  1. To become better at persuading – especially writing. The best writer often prevails in our legal system.
  2. To make sure our persuasion satisfies high ethical standards. Never sacrifice your ethics to win.
  3. To give us a vocabulary to explain our dissatisfaction with much legal analysis. Law’s conceptual tools alone do not explain justice and injustice. We need more.
  4. To look outside the strictly legal domain for perspective on law – we can’t solve a problem from within that problem.
  5. To allow a more nuanced, sophisticated appreciation of ambiguity in law. Ambiguity about factual matters, about indeterminacy in legal decisions, and about what constrains our courts in interpreting and applying law.

These are just a few of law-lit’s contributions to the intellectual and moral lives of all those who care about law and justice.

Write with Style

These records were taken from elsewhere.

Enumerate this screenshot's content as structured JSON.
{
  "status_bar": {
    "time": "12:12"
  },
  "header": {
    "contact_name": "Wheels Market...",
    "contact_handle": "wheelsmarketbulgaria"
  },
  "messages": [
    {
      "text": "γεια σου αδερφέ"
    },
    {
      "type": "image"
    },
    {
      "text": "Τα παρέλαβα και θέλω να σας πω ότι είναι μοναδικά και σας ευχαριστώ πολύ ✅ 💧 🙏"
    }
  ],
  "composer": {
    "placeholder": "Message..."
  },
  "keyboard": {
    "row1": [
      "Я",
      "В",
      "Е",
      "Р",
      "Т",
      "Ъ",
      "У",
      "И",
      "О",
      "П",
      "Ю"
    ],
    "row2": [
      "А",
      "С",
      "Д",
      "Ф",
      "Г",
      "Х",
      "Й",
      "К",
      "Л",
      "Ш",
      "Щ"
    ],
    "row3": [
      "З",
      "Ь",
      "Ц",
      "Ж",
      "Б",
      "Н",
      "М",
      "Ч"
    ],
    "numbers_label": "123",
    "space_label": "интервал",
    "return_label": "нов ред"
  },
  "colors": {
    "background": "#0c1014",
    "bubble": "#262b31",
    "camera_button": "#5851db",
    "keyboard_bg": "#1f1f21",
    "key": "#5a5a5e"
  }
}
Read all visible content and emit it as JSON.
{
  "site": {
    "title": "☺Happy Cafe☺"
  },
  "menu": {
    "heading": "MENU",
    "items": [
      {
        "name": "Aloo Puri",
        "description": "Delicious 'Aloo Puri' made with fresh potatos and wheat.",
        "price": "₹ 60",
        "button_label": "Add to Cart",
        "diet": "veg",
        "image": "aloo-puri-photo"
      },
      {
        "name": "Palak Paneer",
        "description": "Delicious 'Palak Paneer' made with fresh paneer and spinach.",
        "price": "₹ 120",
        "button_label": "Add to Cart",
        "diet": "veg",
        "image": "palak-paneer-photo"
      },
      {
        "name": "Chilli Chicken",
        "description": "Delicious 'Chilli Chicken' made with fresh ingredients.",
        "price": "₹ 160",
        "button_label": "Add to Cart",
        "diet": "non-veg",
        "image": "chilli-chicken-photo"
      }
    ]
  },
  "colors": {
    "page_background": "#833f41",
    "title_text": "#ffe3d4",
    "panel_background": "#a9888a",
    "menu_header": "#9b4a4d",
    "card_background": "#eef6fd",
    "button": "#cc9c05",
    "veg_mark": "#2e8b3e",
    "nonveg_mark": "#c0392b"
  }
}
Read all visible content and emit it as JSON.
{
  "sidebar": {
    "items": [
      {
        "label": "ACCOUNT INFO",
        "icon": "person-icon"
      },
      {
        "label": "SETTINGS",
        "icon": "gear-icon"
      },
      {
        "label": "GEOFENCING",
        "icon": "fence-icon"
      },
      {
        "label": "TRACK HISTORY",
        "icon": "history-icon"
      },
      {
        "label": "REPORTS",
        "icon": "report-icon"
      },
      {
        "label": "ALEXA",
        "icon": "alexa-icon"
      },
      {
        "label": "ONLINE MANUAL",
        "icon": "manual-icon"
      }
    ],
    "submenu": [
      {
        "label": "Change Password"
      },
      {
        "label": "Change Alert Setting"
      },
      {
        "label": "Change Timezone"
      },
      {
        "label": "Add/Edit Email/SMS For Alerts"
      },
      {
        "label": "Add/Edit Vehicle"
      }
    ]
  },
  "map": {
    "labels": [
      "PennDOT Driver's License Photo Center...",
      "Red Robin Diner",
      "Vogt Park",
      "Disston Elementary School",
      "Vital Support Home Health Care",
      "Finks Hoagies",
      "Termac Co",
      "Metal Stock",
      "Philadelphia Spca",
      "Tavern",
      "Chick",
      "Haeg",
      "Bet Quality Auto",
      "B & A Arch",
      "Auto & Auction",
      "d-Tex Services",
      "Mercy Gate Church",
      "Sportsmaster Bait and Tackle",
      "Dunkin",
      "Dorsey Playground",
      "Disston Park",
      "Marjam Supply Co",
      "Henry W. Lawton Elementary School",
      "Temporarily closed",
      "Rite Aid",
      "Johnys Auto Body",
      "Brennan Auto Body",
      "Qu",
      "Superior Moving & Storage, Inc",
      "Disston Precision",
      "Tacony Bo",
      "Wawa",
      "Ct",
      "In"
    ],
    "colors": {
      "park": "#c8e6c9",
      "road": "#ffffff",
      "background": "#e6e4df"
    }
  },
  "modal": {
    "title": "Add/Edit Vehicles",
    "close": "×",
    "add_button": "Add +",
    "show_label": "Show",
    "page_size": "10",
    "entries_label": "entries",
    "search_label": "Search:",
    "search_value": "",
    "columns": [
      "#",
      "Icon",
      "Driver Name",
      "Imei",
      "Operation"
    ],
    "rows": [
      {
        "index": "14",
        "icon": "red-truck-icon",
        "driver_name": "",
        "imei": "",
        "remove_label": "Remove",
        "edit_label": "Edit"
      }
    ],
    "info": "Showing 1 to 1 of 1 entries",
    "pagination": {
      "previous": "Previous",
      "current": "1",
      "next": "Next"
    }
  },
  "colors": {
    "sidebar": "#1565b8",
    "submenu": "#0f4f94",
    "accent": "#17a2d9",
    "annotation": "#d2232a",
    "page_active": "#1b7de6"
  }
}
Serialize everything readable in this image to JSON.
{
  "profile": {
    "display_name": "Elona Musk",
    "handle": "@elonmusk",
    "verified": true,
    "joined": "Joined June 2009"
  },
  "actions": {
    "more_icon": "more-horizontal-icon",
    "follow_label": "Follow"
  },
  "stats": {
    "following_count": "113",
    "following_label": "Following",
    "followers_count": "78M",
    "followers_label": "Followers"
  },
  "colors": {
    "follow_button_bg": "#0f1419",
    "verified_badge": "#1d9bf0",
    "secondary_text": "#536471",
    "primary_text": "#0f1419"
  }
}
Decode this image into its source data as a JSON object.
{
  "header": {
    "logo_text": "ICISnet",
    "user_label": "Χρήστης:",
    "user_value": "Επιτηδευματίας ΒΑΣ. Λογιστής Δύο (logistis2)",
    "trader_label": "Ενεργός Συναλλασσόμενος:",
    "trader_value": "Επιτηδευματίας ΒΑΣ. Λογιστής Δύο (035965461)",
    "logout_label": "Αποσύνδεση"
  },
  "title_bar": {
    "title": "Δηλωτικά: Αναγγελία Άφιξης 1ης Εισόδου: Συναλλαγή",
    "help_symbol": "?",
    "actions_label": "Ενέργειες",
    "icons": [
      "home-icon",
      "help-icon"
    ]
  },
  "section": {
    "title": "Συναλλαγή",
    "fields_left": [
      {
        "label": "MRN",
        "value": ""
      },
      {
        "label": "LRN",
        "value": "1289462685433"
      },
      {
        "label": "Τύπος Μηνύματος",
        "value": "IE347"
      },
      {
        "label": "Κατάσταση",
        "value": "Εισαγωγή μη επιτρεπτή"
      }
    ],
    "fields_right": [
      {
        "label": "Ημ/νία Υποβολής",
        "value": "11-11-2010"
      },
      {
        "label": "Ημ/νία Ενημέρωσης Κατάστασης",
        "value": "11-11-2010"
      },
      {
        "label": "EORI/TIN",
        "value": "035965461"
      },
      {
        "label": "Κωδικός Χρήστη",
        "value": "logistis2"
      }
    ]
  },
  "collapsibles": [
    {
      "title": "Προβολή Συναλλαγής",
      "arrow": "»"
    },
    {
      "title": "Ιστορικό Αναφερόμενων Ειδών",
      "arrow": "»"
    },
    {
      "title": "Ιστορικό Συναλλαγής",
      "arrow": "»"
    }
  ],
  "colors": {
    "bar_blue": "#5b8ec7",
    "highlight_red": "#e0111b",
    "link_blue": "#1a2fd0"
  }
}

Scholar Helen Sword studied as many writing guides as she could lay her eyes on. She saw six points of unanimous advice:

1. Clarity, Coherence, Concision: write sentences that are clear, coherent, and concise.

2. Short or Mixed-Length Sentences: write short sentences or vary sentence rhythm with alternating short and long sentences.

3. Plain English: avoid ornate, pompous, Latinate, and waffly prose.

4. Precision: avoid vagueness and imprecision.

5. Active verbs: active verbs should dominate your writing; use passive verb constructions sparingly.

6. Tell a story: create a compelling narrative.

On drafting sentences, in particular, she offers three guiding principles:

1. Employ plenty of concrete nouns and active verbs, especially when writing about abstract concepts.

2. Keep the nouns and verbs close together in your sentences, so that readers know “who’s kicking whom.” In other words, keep the actor and the action close together; express the crucial actions in verbs and the central characters (real or abstract) in subjects.

3. Avoid clutter: keep your sentences free from extraneous words and phrases.

How to put these principles regularly in play? Sword offers help here too.

1. Check the health of your sentences by pasting them to http://www.writersdiet.com. The “WritersDiet” test will categorize your sentences as “flabby” or “fit.”

2. Replace at least a few “be” verbs (be, been, is, are) with active verbs.

3. Identify your passive constructions and decide whether they add syntactical variety or offer other justification for inclusion. Too many passive phrases wilt the sentence.

4. Make sure at least one sentence per paragraph contains a concrete noun or human entity as its subject, immediately followed by an active verb.

5. A noun and its accompanying verb should pack a quick, one-two punch. Readers lose interest when more than a dozen or so words separate the actor (subject or noun) from the action (verb).

6. When writing about inanimate abstractions, still use active verbs to “animate” them.

7. Cut down on prepositional phrases, especially when they string together long sentence with abstract nouns.

8. When possible, explain abstract concepts using concrete examples (which, for brevity’s sake, I’ve violated in this very blog post!)

As many writers before Ms. Sword have pointed out: there is no writing, there is only re-writing. And, I would add, reading about re-writing. On that score, we should all read (and re-read) Ms. Sword’s engaging practical guide, “Stylish Academic Writing.”